TASK PROMPT - Show every line below where "Indonesian" can be found.

MATERIAL SUPPLIED -
-.-.-
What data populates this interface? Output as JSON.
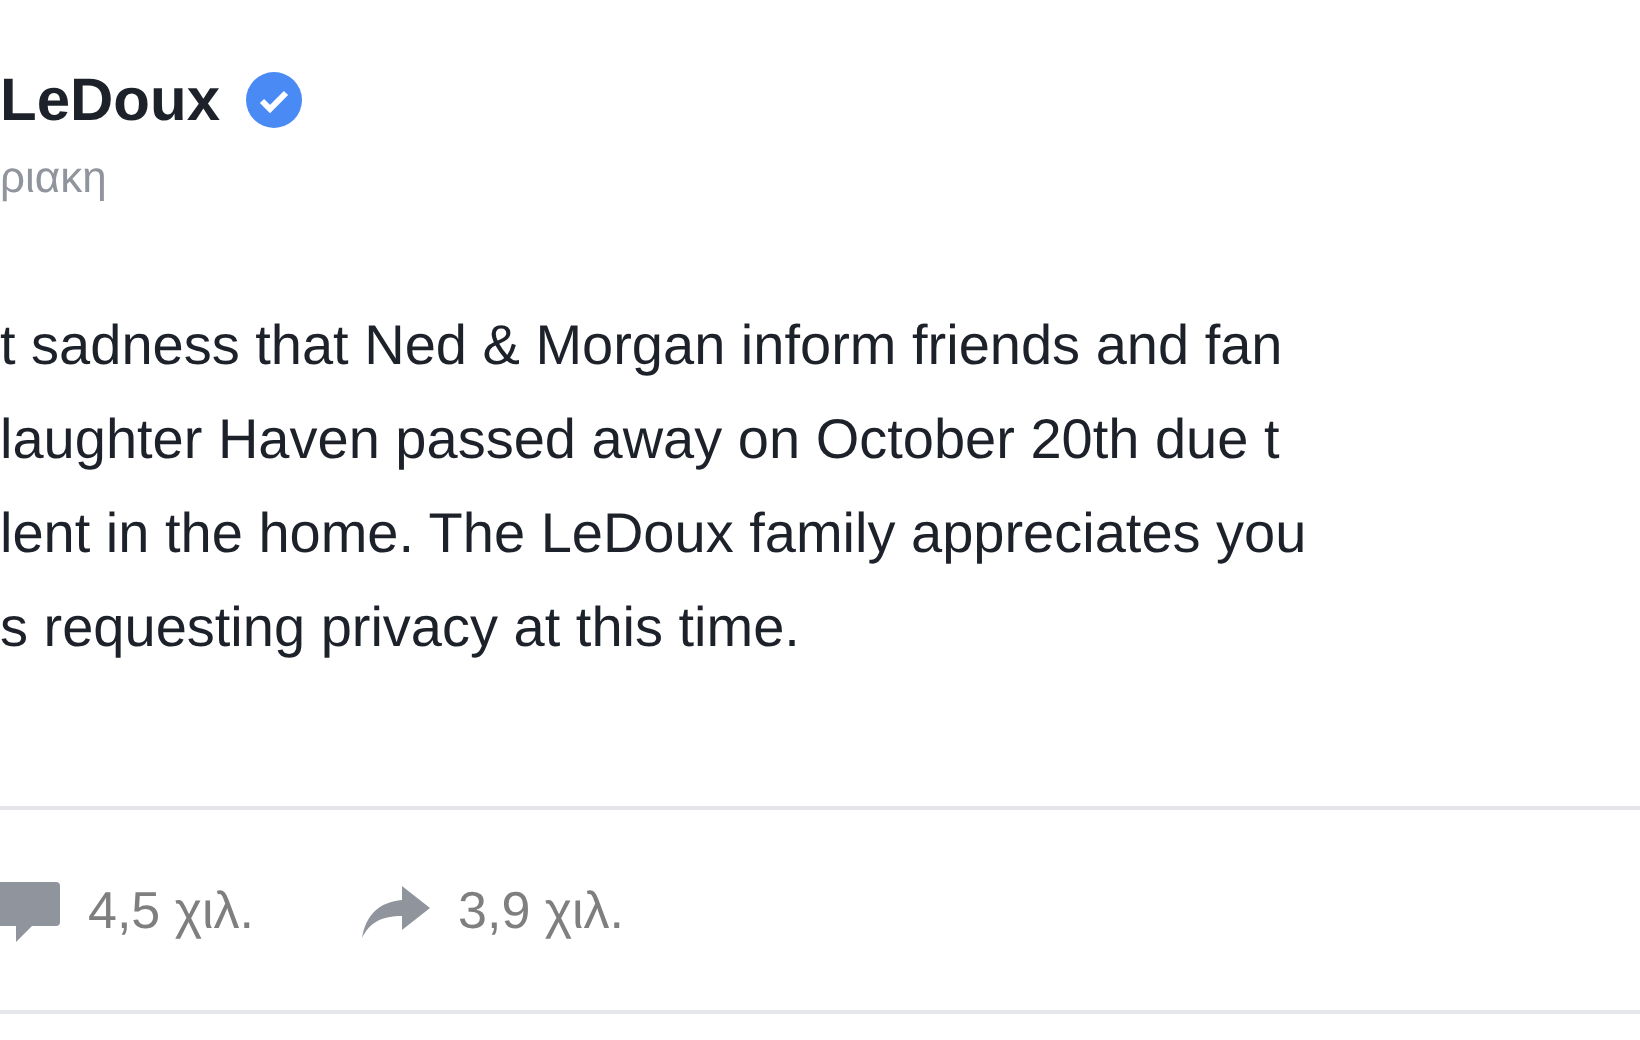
{
  "post": {
    "author": "LeDoux",
    "verified": true,
    "time": "ριακη",
    "body_lines": [
      "t sadness that Ned & Morgan inform friends and fan",
      "laughter Haven passed away on October 20th due t",
      "lent in the home. The LeDoux family appreciates you",
      "s requesting privacy at this time."
    ],
    "comments": "4,5 χιλ.",
    "shares": "3,9 χιλ."
  }
}
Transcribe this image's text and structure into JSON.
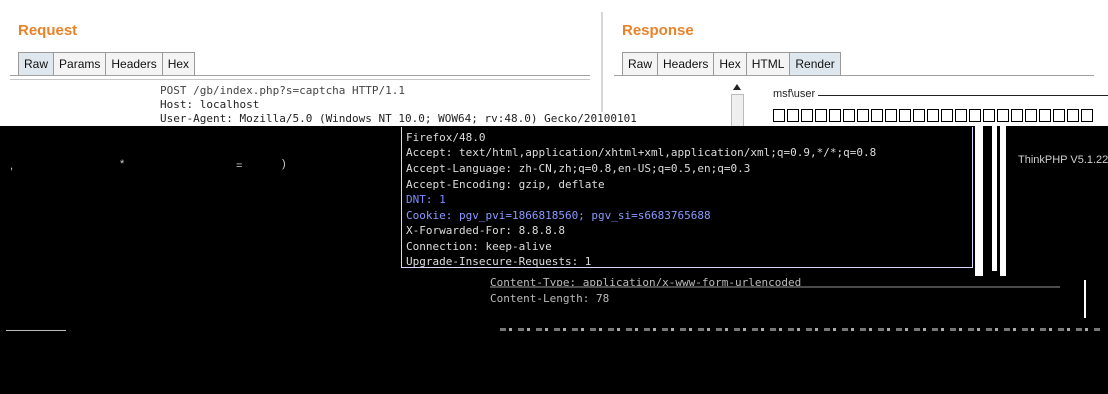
{
  "request": {
    "title": "Request",
    "tabs": [
      "Raw",
      "Params",
      "Headers",
      "Hex"
    ],
    "lines": [
      "POST /gb/index.php?s=captcha HTTP/1.1",
      "Host: localhost",
      "User-Agent: Mozilla/5.0 (Windows NT 10.0; WOW64; rv:48.0) Gecko/20100101"
    ],
    "terminal_lines": [
      "Firefox/48.0",
      "Accept: text/html,application/xhtml+xml,application/xml;q=0.9,*/*;q=0.8",
      "Accept-Language: zh-CN,zh;q=0.8,en-US;q=0.5,en;q=0.3",
      "Accept-Encoding: gzip, deflate",
      "DNT: 1",
      "Cookie: pgv_pvi=1866818560; pgv_si=s6683765688",
      "X-Forwarded-For: 8.8.8.8",
      "Connection: keep-alive",
      "Upgrade-Insecure-Requests: 1"
    ],
    "lower_lines": [
      "Content-Type: application/x-www-form-urlencoded",
      "Content-Length: 78"
    ]
  },
  "response": {
    "title": "Response",
    "tabs": [
      "Raw",
      "Headers",
      "Hex",
      "HTML",
      "Render"
    ],
    "active_tab": "Render",
    "render_text": "msf\\user",
    "right_text": "ThinkPHP V5.1.22"
  },
  "colors": {
    "accent": "#e8832a",
    "terminal_bg": "#000000",
    "terminal_blue": "#7c8bff"
  }
}
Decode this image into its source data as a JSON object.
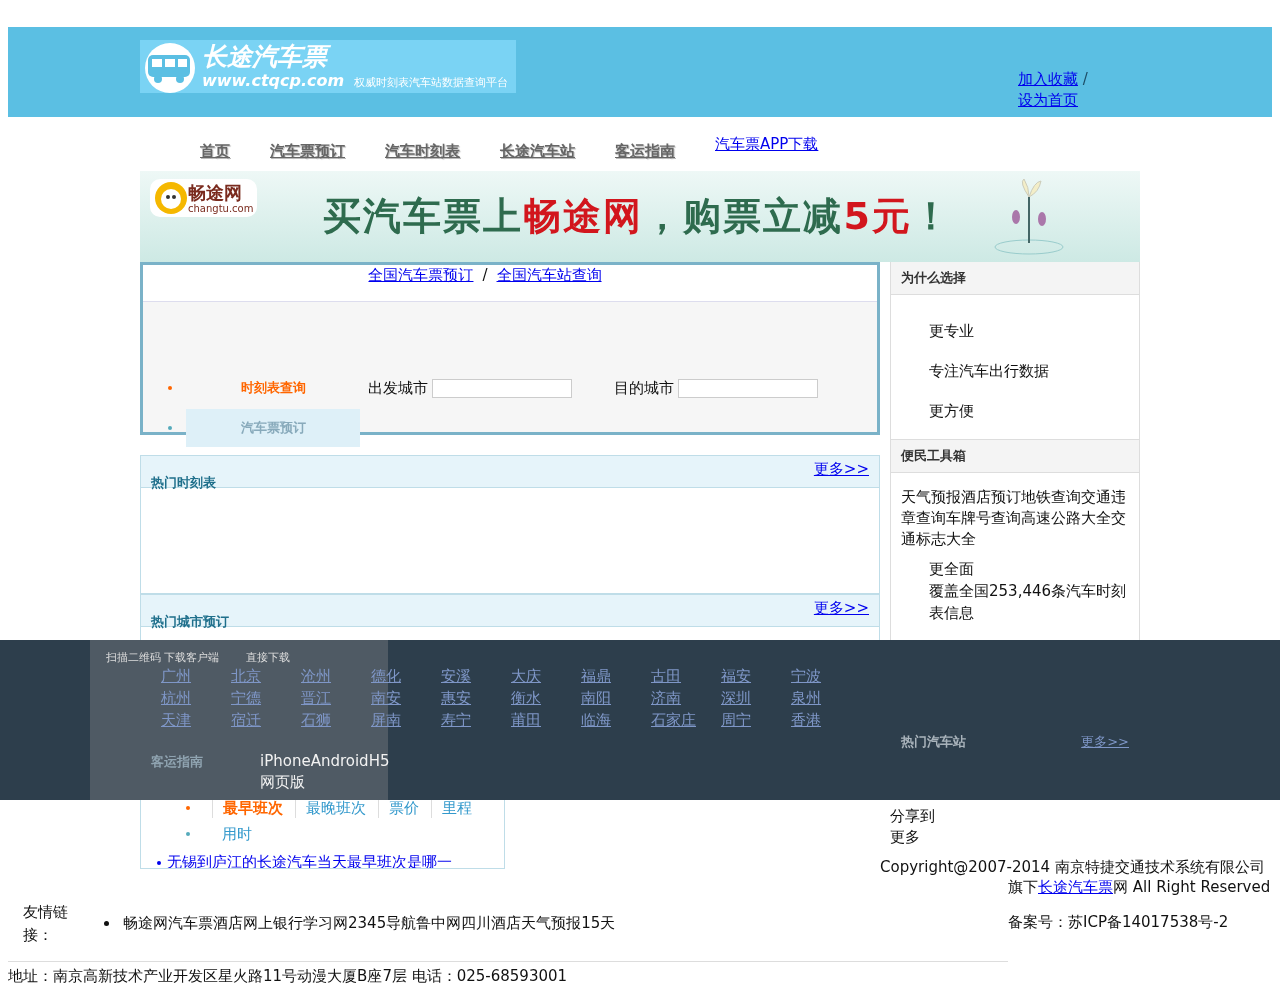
{
  "header": {
    "logo": {
      "title": "长途汽车票",
      "url": "www.ctqcp.com",
      "slogan": "权威时刻表汽车站数据查询平台"
    },
    "links": [
      "加入收藏",
      "设为首页"
    ],
    "separator": "/"
  },
  "nav": [
    {
      "label": "首页",
      "kind": "tab"
    },
    {
      "label": "汽车票预订",
      "kind": "tab"
    },
    {
      "label": "汽车时刻表",
      "kind": "tab"
    },
    {
      "label": "长途汽车站",
      "kind": "tab"
    },
    {
      "label": "客运指南",
      "kind": "tab"
    },
    {
      "label": "汽车票APP下载",
      "kind": "link"
    }
  ],
  "banner": {
    "brand": "畅途网",
    "brand_sub": "changtu.com",
    "headline": [
      {
        "text": "买汽车票上",
        "highlight": false
      },
      {
        "text": "畅途网",
        "highlight": true
      },
      {
        "text": "，购票立减",
        "highlight": false
      },
      {
        "text": "5元",
        "highlight": true
      },
      {
        "text": "！",
        "highlight": false
      }
    ]
  },
  "search": {
    "links": [
      "全国汽车票预订",
      "全国汽车站查询"
    ],
    "separator": "/",
    "tabs": [
      {
        "label": "时刻表查询",
        "selected": true
      },
      {
        "label": "汽车票预订",
        "selected": false
      }
    ],
    "fields": [
      {
        "label": "出发城市"
      },
      {
        "label": "目的城市"
      }
    ]
  },
  "hot_schedule": {
    "title": "热门时刻表",
    "more": "更多>>"
  },
  "hot_cities": {
    "title": "热门城市预订",
    "more": "更多>>",
    "cities": [
      "广州",
      "北京",
      "沧州",
      "德化",
      "安溪",
      "大庆",
      "福鼎",
      "古田",
      "福安",
      "宁波",
      "杭州",
      "宁德",
      "晋江",
      "南安",
      "惠安",
      "衡水",
      "南阳",
      "济南",
      "深圳",
      "泉州",
      "天津",
      "宿迁",
      "石狮",
      "屏南",
      "寿宁",
      "莆田",
      "临海",
      "石家庄",
      "周宁",
      "香港"
    ]
  },
  "guide": {
    "title": "客运指南",
    "tabs": [
      {
        "label": "最早班次",
        "selected": true
      },
      {
        "label": "最晚班次",
        "selected": false
      },
      {
        "label": "票价",
        "selected": false
      },
      {
        "label": "里程",
        "selected": false
      },
      {
        "label": "用时",
        "selected": false
      }
    ],
    "articles": [
      "无锡到庐江的长途汽车当天最早班次是哪一"
    ]
  },
  "sidebar": {
    "why": {
      "title": "为什么选择",
      "items": [
        "更专业",
        "专注汽车出行数据",
        "更方便"
      ]
    },
    "tools": {
      "title": "便民工具箱",
      "links": "天气预报酒店预订地铁查询交通违章查询车牌号查询高速公路大全交通标志大全",
      "items": [
        "更全面",
        "覆盖全国253,446条汽车时刻表信息"
      ]
    },
    "hot_stations": {
      "title": "热门汽车站",
      "more": "更多>>"
    },
    "share": [
      "分享到",
      "更多"
    ]
  },
  "app_bar": {
    "scan": "扫描二维码 下载客户端",
    "direct": "直接下载",
    "platforms": "iPhoneAndroidH5",
    "web": "网页版"
  },
  "footer": {
    "copyright": "Copyright@2007-2014 南京特捷交通技术系统有限公司旗下",
    "copyright_link": "长途汽车票",
    "copyright_end": "网 All Right Reserved",
    "friends_label": "友情链接：",
    "friends": [
      "畅途网汽车票酒店网上银行学习网2345导航鲁中网四川酒店天气预报15天"
    ],
    "icp": "备案号：苏ICP备14017538号-2",
    "address": "地址：南京高新技术产业开发区星火路11号动漫大厦B座7层 电话：025-68593001"
  }
}
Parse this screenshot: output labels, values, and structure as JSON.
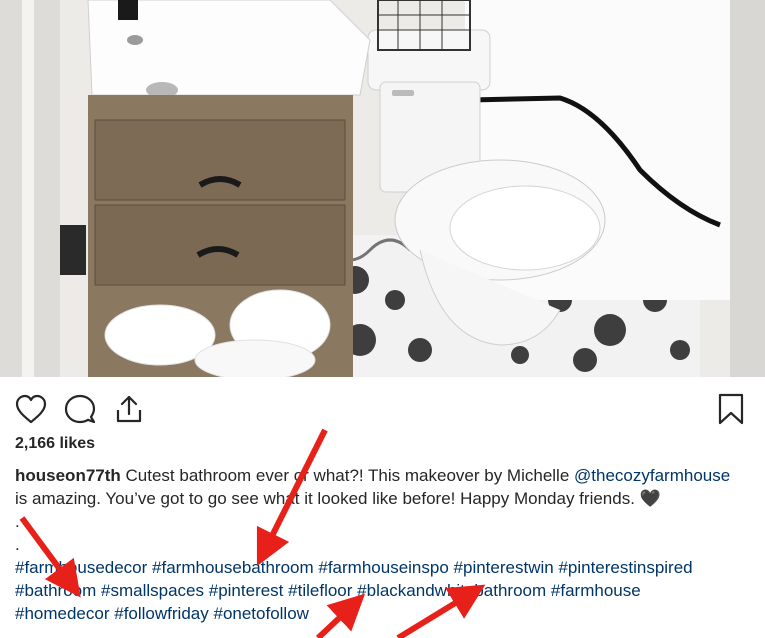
{
  "post": {
    "image_alt": "Bathroom with wood vanity, white toilet and black and white patterned tile floor",
    "likes": "2,166 likes",
    "caption": {
      "username": "houseon77th",
      "text_1": " Cutest bathroom ever or what?! This makeover by Michelle ",
      "mention": "@thecozyfarmhouse",
      "text_2": "is amazing. You’ve got to go see what it looked like before! Happy Monday friends. ",
      "heart": "🖤",
      "dot_1": ".",
      "dot_2": ".",
      "hashtags_line_1": [
        "#farmhousedecor",
        "#farmhousebathroom",
        "#farmhouseinspo",
        "#pinterestwin",
        "#pinterestinspired"
      ],
      "hashtags_line_2": [
        "#bathroom",
        "#smallspaces",
        "#pinterest",
        "#tilefloor",
        "#blackandwhitebathroom",
        "#farmhouse"
      ],
      "hashtags_line_3": [
        "#homedecor",
        "#followfriday",
        "#onetofollow"
      ]
    }
  },
  "actions": {
    "like_icon": "heart-outline-icon",
    "comment_icon": "speech-bubble-icon",
    "share_icon": "share-upload-icon",
    "save_icon": "bookmark-icon"
  },
  "colors": {
    "hashtag": "#003569",
    "text": "#262626",
    "annotation": "#e8201a"
  }
}
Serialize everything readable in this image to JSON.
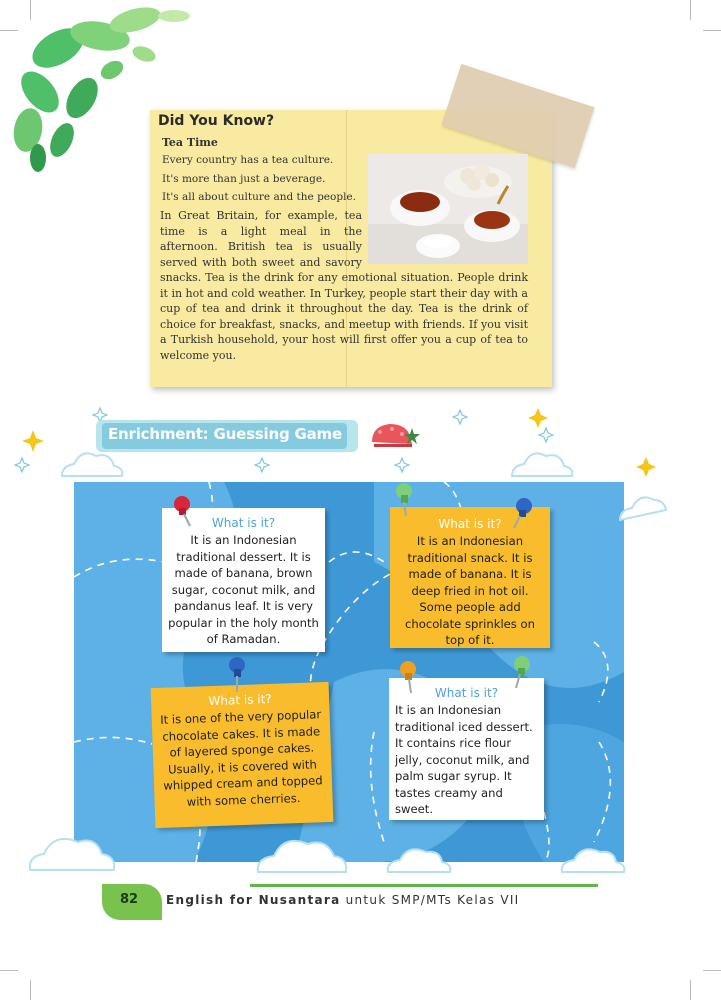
{
  "did_you_know": {
    "title": "Did You  Know?",
    "subtitle": "Tea Time",
    "lines": [
      "Every country has a tea culture.",
      "It's more than just a beverage.",
      "It's all about culture and the people."
    ],
    "body": "In Great Britain, for example, tea time is a light meal in the afternoon. British tea is usually served with both sweet and savory snacks. Tea is the drink for any emotional situation. People drink it in hot and cold weather. In Turkey, people start their day with a cup of tea and drink it throughout the day. Tea is the drink of choice for breakfast, snacks, and meetup with friends. If you visit a Turkish household, your host will first offer you a cup of tea to welcome you."
  },
  "section": {
    "title": "Enrichment: Guessing Game"
  },
  "notes": [
    {
      "question": "What is it?",
      "text": "It is an Indonesian traditional dessert. It is made of banana, brown sugar, coconut milk, and pandanus leaf. It is very popular in the holy month of Ramadan.",
      "color": "#ffffff",
      "pin_color": "#d8263a"
    },
    {
      "question": "What is it?",
      "text": "It is an Indonesian traditional snack. It is made of banana. It is deep fried in hot oil. Some people add chocolate sprinkles on top of it.",
      "color": "#f8bc2c",
      "pin_color": "#2f66c4"
    },
    {
      "question": "What is it?",
      "text": "It is one of the very popular chocolate cakes. It is made of layered sponge cakes. Usually, it is covered with whipped cream and topped with some cherries.",
      "color": "#f8bc2c",
      "pin_color": "#2f66c4"
    },
    {
      "question": "What is it?",
      "text": "It is an Indonesian traditional iced dessert. It contains rice flour jelly, coconut milk, and palm sugar syrup. It tastes creamy and sweet.",
      "color": "#ffffff",
      "pin_color": "#f0a020"
    }
  ],
  "footer": {
    "page_number": "82",
    "book_title": "English for Nusantara",
    "book_subtitle": " untuk SMP/MTs Kelas VII"
  },
  "colors": {
    "map_sea": "#3f98d6",
    "map_land": "#5eb1e6",
    "note_yellow": "#f8bc2c",
    "dyk_paper": "#f8eaa0",
    "leaf_green": "#4fbf6a",
    "footer_green": "#5fb44b"
  }
}
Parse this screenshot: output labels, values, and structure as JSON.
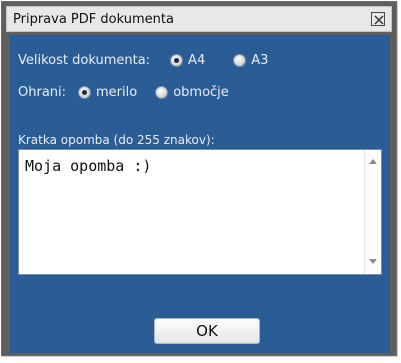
{
  "dialog": {
    "title": "Priprava PDF dokumenta"
  },
  "size": {
    "label": "Velikost dokumenta:",
    "options": [
      {
        "label": "A4",
        "checked": true
      },
      {
        "label": "A3",
        "checked": false
      }
    ]
  },
  "keep": {
    "label": "Ohrani:",
    "options": [
      {
        "label": "merilo",
        "checked": true
      },
      {
        "label": "območje",
        "checked": false
      }
    ]
  },
  "note": {
    "label": "Kratka opomba (do 255 znakov):",
    "value": "Moja opomba :)"
  },
  "buttons": {
    "ok_label": "OK"
  },
  "colors": {
    "panel_bg": "#2a5c95",
    "frame_bg": "#5f5f5f",
    "titlebar_bg": "#e8e8e8"
  }
}
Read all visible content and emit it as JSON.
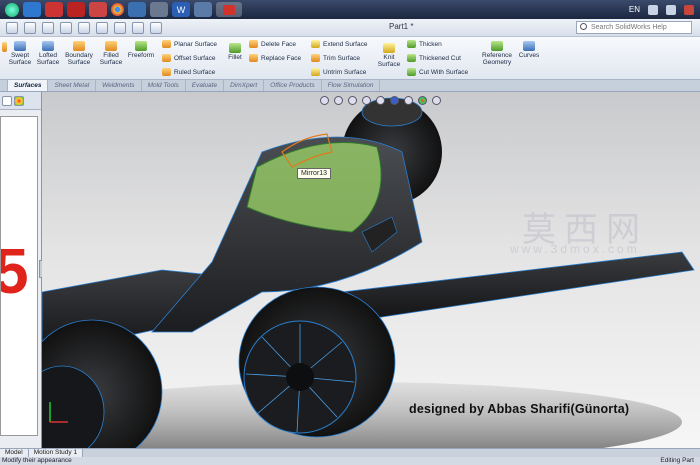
{
  "taskbar": {
    "language": "EN"
  },
  "titlebar": {
    "document_title": "Part1 *",
    "help_search_placeholder": "Search SolidWorks Help"
  },
  "ribbon": {
    "big_buttons": [
      {
        "label": "Swept Surface"
      },
      {
        "label": "Lofted Surface"
      },
      {
        "label": "Boundary Surface"
      },
      {
        "label": "Filled Surface"
      },
      {
        "label": "Freeform"
      }
    ],
    "group1": [
      "Planar Surface",
      "Offset Surface",
      "Ruled Surface"
    ],
    "fillet": "Fillet",
    "group2": [
      "Delete Face",
      "Replace Face"
    ],
    "group3": [
      "Extend Surface",
      "Trim Surface",
      "Untrim Surface"
    ],
    "knit": "Knit Surface",
    "group4": [
      "Thicken",
      "Thickened Cut",
      "Cut With Surface"
    ],
    "reference_geometry": "Reference Geometry",
    "curves": "Curves"
  },
  "tabs": [
    "Surfaces",
    "Sheet Metal",
    "Weldments",
    "Mold Tools",
    "Evaluate",
    "DimXpert",
    "Office Products",
    "Flow Simulation"
  ],
  "viewport": {
    "tooltip": "Mirror13",
    "watermark_cn": "莫西网",
    "watermark_url": "www.3dmox.com",
    "credit": "designed  by Abbas Sharifi(Günorta)"
  },
  "bottom_tabs": [
    "Model",
    "Motion Study 1"
  ],
  "status": {
    "left": "Modify their appearance",
    "right": "Editing Part"
  },
  "colors": {
    "selection_green": "#9fd86a",
    "edge_blue": "#3a8fd8",
    "accent_red": "#e0241b"
  }
}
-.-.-
ANSWER TO THE PROBLEM -
      "text": "It is an Indonesian traditional dessert. It is made of banana, brown sugar, coconut milk, and pandanus leaf. It is very popular in the holy month of Ramadan.",
      "text": "It is an Indonesian traditional snack. It is made of banana. It is deep fried in hot oil. Some people add chocolate sprinkles on top of it.",
      "text": "It is an Indonesian traditional iced dessert. It contains rice flour jelly, coconut milk, and palm sugar syrup. It tastes creamy and sweet.",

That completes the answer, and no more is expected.